Records from a data collection
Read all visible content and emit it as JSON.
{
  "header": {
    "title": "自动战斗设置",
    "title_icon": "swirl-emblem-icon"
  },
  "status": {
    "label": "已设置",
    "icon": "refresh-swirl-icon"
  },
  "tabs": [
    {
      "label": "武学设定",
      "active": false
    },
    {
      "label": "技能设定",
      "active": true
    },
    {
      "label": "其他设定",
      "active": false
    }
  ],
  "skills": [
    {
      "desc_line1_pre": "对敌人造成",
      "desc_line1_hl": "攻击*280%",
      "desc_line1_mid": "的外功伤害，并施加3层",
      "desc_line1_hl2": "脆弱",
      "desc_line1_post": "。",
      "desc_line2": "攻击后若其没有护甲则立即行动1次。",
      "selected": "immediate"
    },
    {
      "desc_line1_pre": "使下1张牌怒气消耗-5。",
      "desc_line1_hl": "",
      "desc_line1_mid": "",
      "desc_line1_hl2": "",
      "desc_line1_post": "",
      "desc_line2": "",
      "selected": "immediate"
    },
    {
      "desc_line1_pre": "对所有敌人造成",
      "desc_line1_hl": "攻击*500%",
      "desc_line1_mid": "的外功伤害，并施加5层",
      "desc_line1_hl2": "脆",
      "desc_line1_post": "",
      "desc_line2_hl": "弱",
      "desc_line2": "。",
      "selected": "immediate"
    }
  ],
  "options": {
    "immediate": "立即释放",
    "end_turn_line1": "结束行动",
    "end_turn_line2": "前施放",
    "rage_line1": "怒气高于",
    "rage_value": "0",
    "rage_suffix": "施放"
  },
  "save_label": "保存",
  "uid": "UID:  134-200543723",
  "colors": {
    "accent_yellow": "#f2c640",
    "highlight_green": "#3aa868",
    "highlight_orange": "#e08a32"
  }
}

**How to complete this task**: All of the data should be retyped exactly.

**Exercise output**:
Read all visible content and emit it as JSON.
{
  "header": {
    "title": "自动战斗设置",
    "title_icon": "swirl-emblem-icon"
  },
  "status": {
    "label": "已设置",
    "icon": "refresh-swirl-icon"
  },
  "tabs": [
    {
      "label": "武学设定",
      "active": false
    },
    {
      "label": "技能设定",
      "active": true
    },
    {
      "label": "其他设定",
      "active": false
    }
  ],
  "skills": [
    {
      "desc_line1_pre": "对敌人造成",
      "desc_line1_hl": "攻击*280%",
      "desc_line1_mid": "的外功伤害，并施加3层",
      "desc_line1_hl2": "脆弱",
      "desc_line1_post": "。",
      "desc_line2": "攻击后若其没有护甲则立即行动1次。",
      "selected": "immediate"
    },
    {
      "desc_line1_pre": "使下1张牌怒气消耗-5。",
      "desc_line1_hl": "",
      "desc_line1_mid": "",
      "desc_line1_hl2": "",
      "desc_line1_post": "",
      "desc_line2": "",
      "selected": "immediate"
    },
    {
      "desc_line1_pre": "对所有敌人造成",
      "desc_line1_hl": "攻击*500%",
      "desc_line1_mid": "的外功伤害，并施加5层",
      "desc_line1_hl2": "脆",
      "desc_line1_post": "",
      "desc_line2_hl": "弱",
      "desc_line2": "。",
      "selected": "immediate"
    }
  ],
  "options": {
    "immediate": "立即释放",
    "end_turn_line1": "结束行动",
    "end_turn_line2": "前施放",
    "rage_line1": "怒气高于",
    "rage_value": "0",
    "rage_suffix": "施放"
  },
  "save_label": "保存",
  "uid": "UID:  134-200543723",
  "colors": {
    "accent_yellow": "#f2c640",
    "highlight_green": "#3aa868",
    "highlight_orange": "#e08a32"
  }
}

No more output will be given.